##### INPUT DATA #####

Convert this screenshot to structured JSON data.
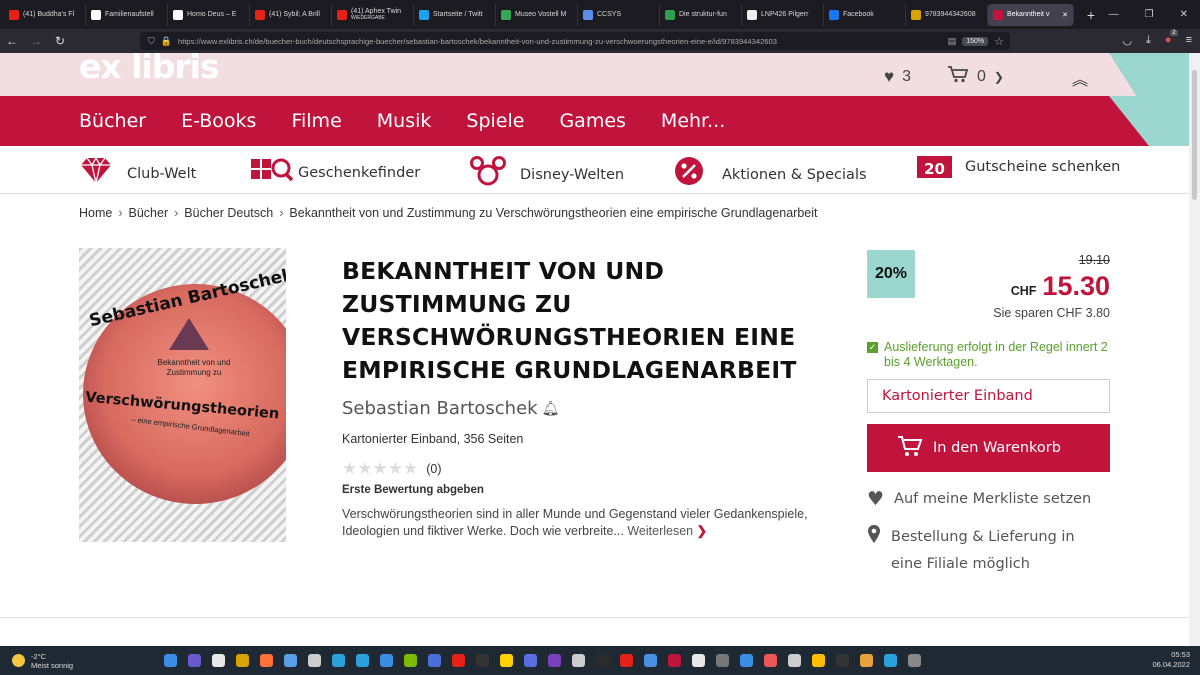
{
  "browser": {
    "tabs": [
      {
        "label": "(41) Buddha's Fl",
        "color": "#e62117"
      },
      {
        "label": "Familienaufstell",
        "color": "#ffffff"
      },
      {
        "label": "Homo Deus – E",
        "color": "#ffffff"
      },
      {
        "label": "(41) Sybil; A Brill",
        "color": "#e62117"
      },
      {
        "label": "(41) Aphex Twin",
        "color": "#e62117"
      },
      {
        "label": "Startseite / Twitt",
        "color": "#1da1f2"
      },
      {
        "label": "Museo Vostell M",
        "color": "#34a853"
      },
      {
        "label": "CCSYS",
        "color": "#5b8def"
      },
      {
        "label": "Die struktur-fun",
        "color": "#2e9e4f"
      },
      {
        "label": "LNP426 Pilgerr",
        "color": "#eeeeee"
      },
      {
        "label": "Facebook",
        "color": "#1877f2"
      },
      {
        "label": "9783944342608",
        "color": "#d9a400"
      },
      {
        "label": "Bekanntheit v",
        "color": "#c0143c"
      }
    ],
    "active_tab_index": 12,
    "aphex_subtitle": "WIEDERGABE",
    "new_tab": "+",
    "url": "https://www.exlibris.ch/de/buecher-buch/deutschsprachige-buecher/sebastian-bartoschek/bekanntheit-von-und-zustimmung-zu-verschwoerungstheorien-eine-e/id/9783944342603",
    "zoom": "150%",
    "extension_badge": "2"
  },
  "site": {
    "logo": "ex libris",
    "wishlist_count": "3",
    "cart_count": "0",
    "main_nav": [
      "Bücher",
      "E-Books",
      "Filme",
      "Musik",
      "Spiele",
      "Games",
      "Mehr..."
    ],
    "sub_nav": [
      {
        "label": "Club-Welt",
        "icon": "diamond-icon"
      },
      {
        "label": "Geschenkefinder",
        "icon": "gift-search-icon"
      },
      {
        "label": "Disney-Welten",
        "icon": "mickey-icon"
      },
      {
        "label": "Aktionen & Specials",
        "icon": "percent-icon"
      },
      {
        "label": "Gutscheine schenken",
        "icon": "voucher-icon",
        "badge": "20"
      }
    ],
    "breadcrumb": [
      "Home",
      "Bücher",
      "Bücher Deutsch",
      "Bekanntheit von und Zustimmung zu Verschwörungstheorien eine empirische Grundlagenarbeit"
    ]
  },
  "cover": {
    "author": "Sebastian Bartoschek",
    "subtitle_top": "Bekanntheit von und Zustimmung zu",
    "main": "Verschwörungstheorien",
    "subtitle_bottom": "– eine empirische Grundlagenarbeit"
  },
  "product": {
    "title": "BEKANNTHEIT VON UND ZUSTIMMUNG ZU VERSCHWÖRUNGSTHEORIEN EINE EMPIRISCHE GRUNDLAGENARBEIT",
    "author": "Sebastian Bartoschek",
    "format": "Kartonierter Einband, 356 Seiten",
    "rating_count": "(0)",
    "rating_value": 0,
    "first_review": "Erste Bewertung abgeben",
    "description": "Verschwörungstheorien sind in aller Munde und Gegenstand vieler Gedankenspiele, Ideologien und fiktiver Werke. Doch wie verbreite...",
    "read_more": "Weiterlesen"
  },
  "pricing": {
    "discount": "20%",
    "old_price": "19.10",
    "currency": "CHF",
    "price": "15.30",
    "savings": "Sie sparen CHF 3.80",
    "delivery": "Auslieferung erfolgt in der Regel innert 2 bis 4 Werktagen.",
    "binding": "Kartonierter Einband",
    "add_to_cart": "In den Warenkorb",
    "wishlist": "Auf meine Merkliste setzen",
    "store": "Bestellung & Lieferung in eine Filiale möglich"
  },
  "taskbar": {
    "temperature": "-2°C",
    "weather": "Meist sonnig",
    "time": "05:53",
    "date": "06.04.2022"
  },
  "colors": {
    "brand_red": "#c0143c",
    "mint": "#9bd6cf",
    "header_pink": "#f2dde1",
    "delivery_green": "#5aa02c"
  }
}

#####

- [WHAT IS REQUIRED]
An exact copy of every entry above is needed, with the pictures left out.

- [PROBLEM SOLUTION]
Convert this screenshot to structured JSON data.
{
  "browser": {
    "tabs": [
      {
        "label": "(41) Buddha's Fl",
        "color": "#e62117"
      },
      {
        "label": "Familienaufstell",
        "color": "#ffffff"
      },
      {
        "label": "Homo Deus – E",
        "color": "#ffffff"
      },
      {
        "label": "(41) Sybil; A Brill",
        "color": "#e62117"
      },
      {
        "label": "(41) Aphex Twin",
        "color": "#e62117"
      },
      {
        "label": "Startseite / Twitt",
        "color": "#1da1f2"
      },
      {
        "label": "Museo Vostell M",
        "color": "#34a853"
      },
      {
        "label": "CCSYS",
        "color": "#5b8def"
      },
      {
        "label": "Die struktur-fun",
        "color": "#2e9e4f"
      },
      {
        "label": "LNP426 Pilgerr",
        "color": "#eeeeee"
      },
      {
        "label": "Facebook",
        "color": "#1877f2"
      },
      {
        "label": "9783944342608",
        "color": "#d9a400"
      },
      {
        "label": "Bekanntheit v",
        "color": "#c0143c"
      }
    ],
    "active_tab_index": 12,
    "aphex_subtitle": "WIEDERGABE",
    "new_tab": "+",
    "url": "https://www.exlibris.ch/de/buecher-buch/deutschsprachige-buecher/sebastian-bartoschek/bekanntheit-von-und-zustimmung-zu-verschwoerungstheorien-eine-e/id/9783944342603",
    "zoom": "150%",
    "extension_badge": "2"
  },
  "site": {
    "logo": "ex libris",
    "wishlist_count": "3",
    "cart_count": "0",
    "main_nav": [
      "Bücher",
      "E-Books",
      "Filme",
      "Musik",
      "Spiele",
      "Games",
      "Mehr..."
    ],
    "sub_nav": [
      {
        "label": "Club-Welt",
        "icon": "diamond-icon"
      },
      {
        "label": "Geschenkefinder",
        "icon": "gift-search-icon"
      },
      {
        "label": "Disney-Welten",
        "icon": "mickey-icon"
      },
      {
        "label": "Aktionen & Specials",
        "icon": "percent-icon"
      },
      {
        "label": "Gutscheine schenken",
        "icon": "voucher-icon",
        "badge": "20"
      }
    ],
    "breadcrumb": [
      "Home",
      "Bücher",
      "Bücher Deutsch",
      "Bekanntheit von und Zustimmung zu Verschwörungstheorien eine empirische Grundlagenarbeit"
    ]
  },
  "cover": {
    "author": "Sebastian Bartoschek",
    "subtitle_top": "Bekanntheit von und Zustimmung zu",
    "main": "Verschwörungstheorien",
    "subtitle_bottom": "– eine empirische Grundlagenarbeit"
  },
  "product": {
    "title": "BEKANNTHEIT VON UND ZUSTIMMUNG ZU VERSCHWÖRUNGSTHEORIEN EINE EMPIRISCHE GRUNDLAGENARBEIT",
    "author": "Sebastian Bartoschek",
    "format": "Kartonierter Einband, 356 Seiten",
    "rating_count": "(0)",
    "rating_value": 0,
    "first_review": "Erste Bewertung abgeben",
    "description": "Verschwörungstheorien sind in aller Munde und Gegenstand vieler Gedankenspiele, Ideologien und fiktiver Werke. Doch wie verbreite...",
    "read_more": "Weiterlesen"
  },
  "pricing": {
    "discount": "20%",
    "old_price": "19.10",
    "currency": "CHF",
    "price": "15.30",
    "savings": "Sie sparen CHF 3.80",
    "delivery": "Auslieferung erfolgt in der Regel innert 2 bis 4 Werktagen.",
    "binding": "Kartonierter Einband",
    "add_to_cart": "In den Warenkorb",
    "wishlist": "Auf meine Merkliste setzen",
    "store": "Bestellung & Lieferung in eine Filiale möglich"
  },
  "taskbar": {
    "temperature": "-2°C",
    "weather": "Meist sonnig",
    "time": "05:53",
    "date": "06.04.2022"
  },
  "colors": {
    "brand_red": "#c0143c",
    "mint": "#9bd6cf",
    "header_pink": "#f2dde1",
    "delivery_green": "#5aa02c"
  }
}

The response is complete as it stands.